* _Problem description_:
Print exactly and only the lines that run from the one containing "Output a JSON" through the end of the material, please, omitting pictures.
━━━━
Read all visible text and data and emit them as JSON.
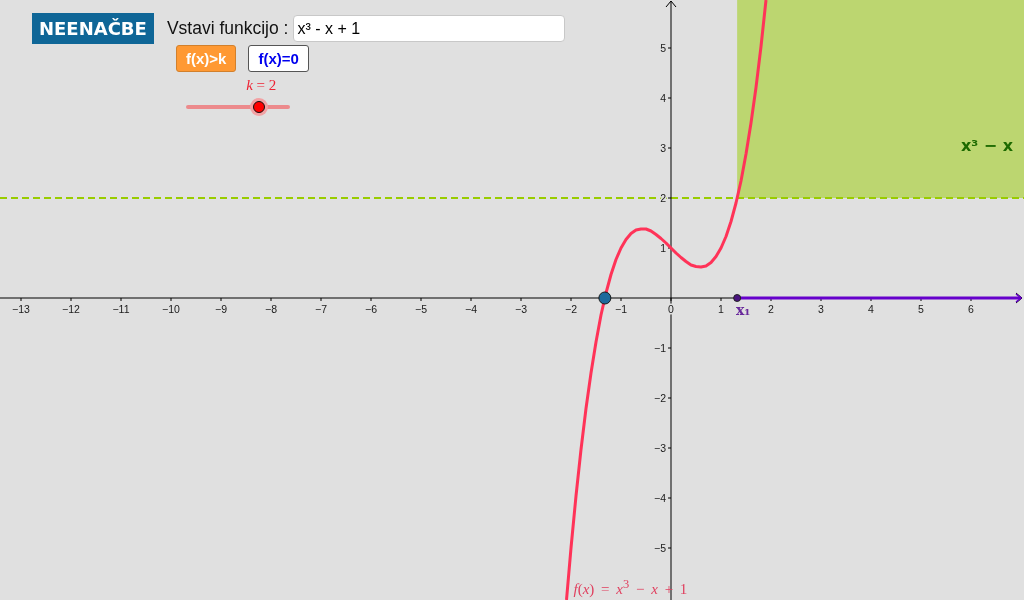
{
  "header": {
    "title": "NEENAČBE",
    "input_label": "Vstavi funkcijo :",
    "input_value": "x³ - x + 1"
  },
  "buttons": [
    {
      "label": "f(x)>k",
      "selected": true
    },
    {
      "label": "f(x)=0",
      "selected": false
    }
  ],
  "slider": {
    "label": "*k* = 2",
    "level": 0.7
  },
  "graph": {
    "chart_data": {
      "type": "line",
      "x": [
        -2.09,
        -2.0,
        -1.9,
        -1.8,
        -1.7,
        -1.6,
        -1.5,
        -1.4,
        -1.3,
        -1.2,
        -1.1,
        -1.0,
        -0.9,
        -0.8,
        -0.7,
        -0.6,
        -0.5,
        -0.4,
        -0.3,
        -0.2,
        -0.1,
        0,
        0.1,
        0.2,
        0.3,
        0.4,
        0.5,
        0.6,
        0.7,
        0.8,
        0.9,
        1.0,
        1.1,
        1.2,
        1.3,
        1.4,
        1.5,
        1.6,
        1.7,
        1.8,
        1.9
      ],
      "series": [
        {
          "name": "*f*(*x*) = *x*$^{3}$ − *x* + 1",
          "color": "#ff3358",
          "values": [
            -6.04,
            -5,
            -3.96,
            -3.03,
            -2.21,
            -1.5,
            -0.88,
            -0.34,
            0.1,
            0.47,
            0.77,
            1,
            1.17,
            1.29,
            1.36,
            1.38,
            1.38,
            1.34,
            1.27,
            1.19,
            1.1,
            1,
            0.9,
            0.81,
            0.73,
            0.66,
            0.63,
            0.62,
            0.64,
            0.71,
            0.83,
            1,
            1.23,
            1.53,
            1.9,
            2.34,
            2.88,
            3.5,
            4.21,
            5.03,
            5.96
          ]
        }
      ],
      "xlim": [
        -13.42,
        7.06
      ],
      "ylim": [
        -6.04,
        5.96
      ],
      "xticks": [
        {
          "value": -13,
          "label": "−13"
        },
        {
          "value": -12,
          "label": "−12"
        },
        {
          "value": -11,
          "label": "−11"
        },
        {
          "value": -10,
          "label": "−10"
        },
        {
          "value": -9,
          "label": "−9"
        },
        {
          "value": -8,
          "label": "−8"
        },
        {
          "value": -7,
          "label": "−7"
        },
        {
          "value": -6,
          "label": "−6"
        },
        {
          "value": -5,
          "label": "−5"
        },
        {
          "value": -4,
          "label": "−4"
        },
        {
          "value": -3,
          "label": "−3"
        },
        {
          "value": -2,
          "label": "−2"
        },
        {
          "value": -1,
          "label": "−1"
        },
        0,
        1,
        2,
        3,
        4,
        5,
        6
      ],
      "yticks": [
        {
          "value": -5,
          "label": "−5"
        },
        {
          "value": -4,
          "label": "−4"
        },
        {
          "value": -3,
          "label": "−3"
        },
        {
          "value": -2,
          "label": "−2"
        },
        {
          "value": -1,
          "label": "−1"
        },
        1,
        2,
        3,
        4,
        5
      ],
      "ref_lines": [
        {
          "axis": "y",
          "value": 2
        }
      ],
      "bands": [
        {
          "axis": "y",
          "from": 2,
          "to": 5.96,
          "label": "x³ − x"
        }
      ],
      "annotations": [
        "x₁"
      ]
    }
  }
}
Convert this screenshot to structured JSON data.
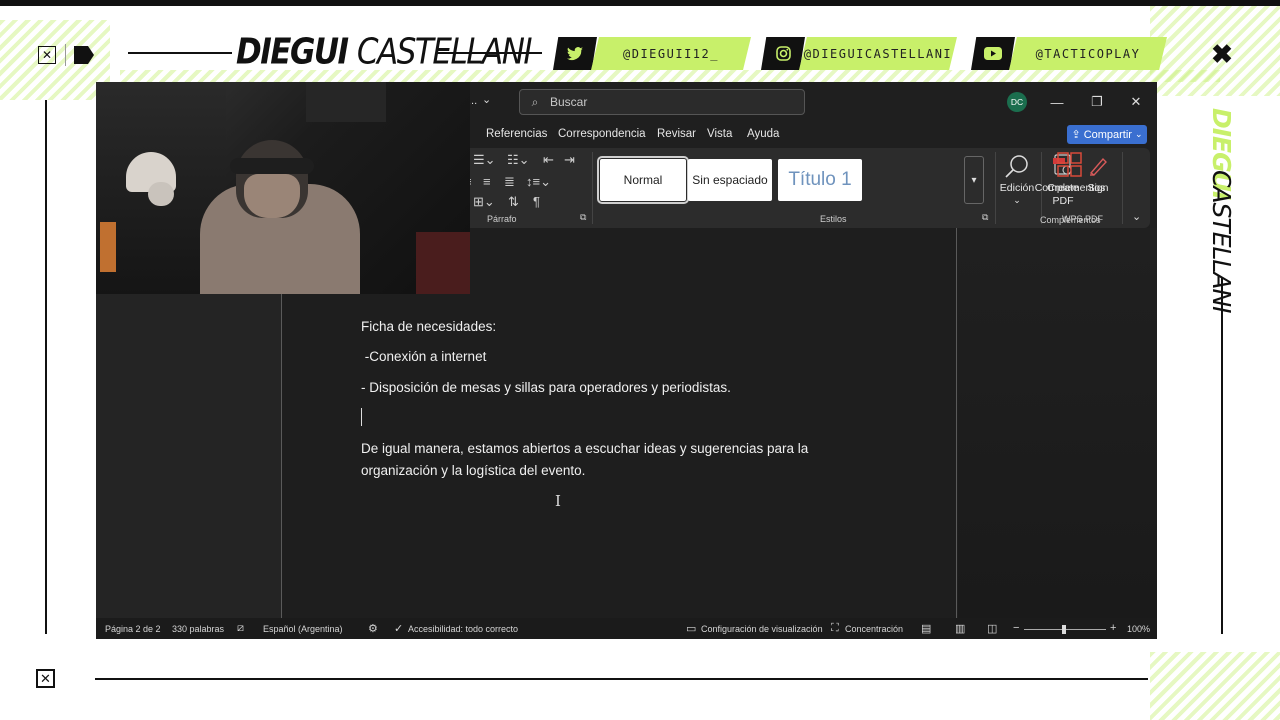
{
  "overlay": {
    "brand_bold": "DIEGUI",
    "brand_thin": "CASTELLANI",
    "side_bold": "DIEGUI",
    "side_thin": "CASTELLANI",
    "socials": [
      {
        "icon": "twitter-icon",
        "handle": "@DIEGUII12_"
      },
      {
        "icon": "instagram-icon",
        "handle": "@DIEGUICASTELLANI"
      },
      {
        "icon": "youtube-icon",
        "handle": "@TACTICOPLAY"
      }
    ],
    "accent": "#c8f06a"
  },
  "word": {
    "title_fragment": "...",
    "search_placeholder": "Buscar",
    "avatar_initials": "DC",
    "menu": [
      "Referencias",
      "Correspondencia",
      "Revisar",
      "Vista",
      "Ayuda"
    ],
    "share_label": "Compartir",
    "ribbon": {
      "paragraph_label": "Párrafo",
      "styles_label": "Estilos",
      "styles": [
        "Normal",
        "Sin espaciado",
        "Título 1"
      ],
      "edit_label": "Edición",
      "create_pdf": "Create PDF",
      "sign": "Sign",
      "wps_label": "WPS PDF",
      "addins_button": "Complementos",
      "addins_label": "Complementos"
    },
    "document": {
      "line1": "Ficha de necesidades:",
      "line2": " -Conexión a internet",
      "line3": "- Disposición de mesas y sillas para operadores y periodistas.",
      "line4": "De igual manera, estamos abiertos a escuchar ideas y sugerencias para la",
      "line5": "organización y la logística del evento."
    },
    "status": {
      "page": "Página 2 de 2",
      "words": "330 palabras",
      "language": "Español (Argentina)",
      "accessibility": "Accesibilidad: todo correcto",
      "display_settings": "Configuración de visualización",
      "focus": "Concentración",
      "zoom": "100%"
    }
  },
  "colors": {
    "word_bg": "#1f1f1f",
    "ribbon_bg": "#2c2c2c",
    "share_btn": "#3a6fd0",
    "avatar": "#1b6e4e"
  }
}
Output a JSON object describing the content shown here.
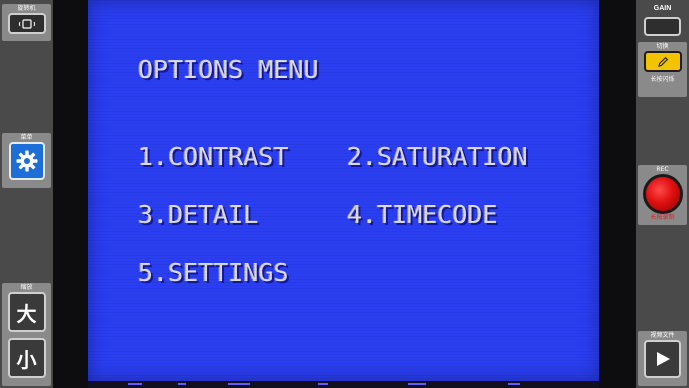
{
  "left_panel": {
    "rotate": {
      "label": "旋转机",
      "icon": "rotate-phone-icon"
    },
    "menu": {
      "label": "菜单",
      "icon": "gear-icon"
    },
    "zoom": {
      "label": "缩放",
      "large": "大",
      "small": "小"
    }
  },
  "right_panel": {
    "gain": {
      "label": "GAIN"
    },
    "edit": {
      "label": "切换",
      "sublabel": "长按闪烁",
      "icon": "pencil-icon"
    },
    "rec": {
      "label": "REC",
      "sublabel": "长按录制"
    },
    "video": {
      "label": "视频文件",
      "icon": "play-icon"
    }
  },
  "screen": {
    "title": "OPTIONS MENU",
    "items": [
      "1.CONTRAST",
      "2.SATURATION",
      "3.DETAIL",
      "4.TIMECODE",
      "5.SETTINGS"
    ]
  },
  "colors": {
    "screen_blue": "#2a3ef2",
    "panel_gray": "#4a4a4a",
    "menu_button_blue": "#1d6ed6",
    "edit_button_yellow": "#f2c400",
    "rec_red": "#e01010"
  }
}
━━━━
* _Solution_:
Output a JSON object describing the content shown here.
{
  "left_panel": {
    "rotate": {
      "label": "旋转机",
      "icon": "rotate-phone-icon"
    },
    "menu": {
      "label": "菜单",
      "icon": "gear-icon"
    },
    "zoom": {
      "label": "缩放",
      "large": "大",
      "small": "小"
    }
  },
  "right_panel": {
    "gain": {
      "label": "GAIN"
    },
    "edit": {
      "label": "切换",
      "sublabel": "长按闪烁",
      "icon": "pencil-icon"
    },
    "rec": {
      "label": "REC",
      "sublabel": "长按录制"
    },
    "video": {
      "label": "视频文件",
      "icon": "play-icon"
    }
  },
  "screen": {
    "title": "OPTIONS MENU",
    "items": [
      "1.CONTRAST",
      "2.SATURATION",
      "3.DETAIL",
      "4.TIMECODE",
      "5.SETTINGS"
    ]
  },
  "colors": {
    "screen_blue": "#2a3ef2",
    "panel_gray": "#4a4a4a",
    "menu_button_blue": "#1d6ed6",
    "edit_button_yellow": "#f2c400",
    "rec_red": "#e01010"
  }
}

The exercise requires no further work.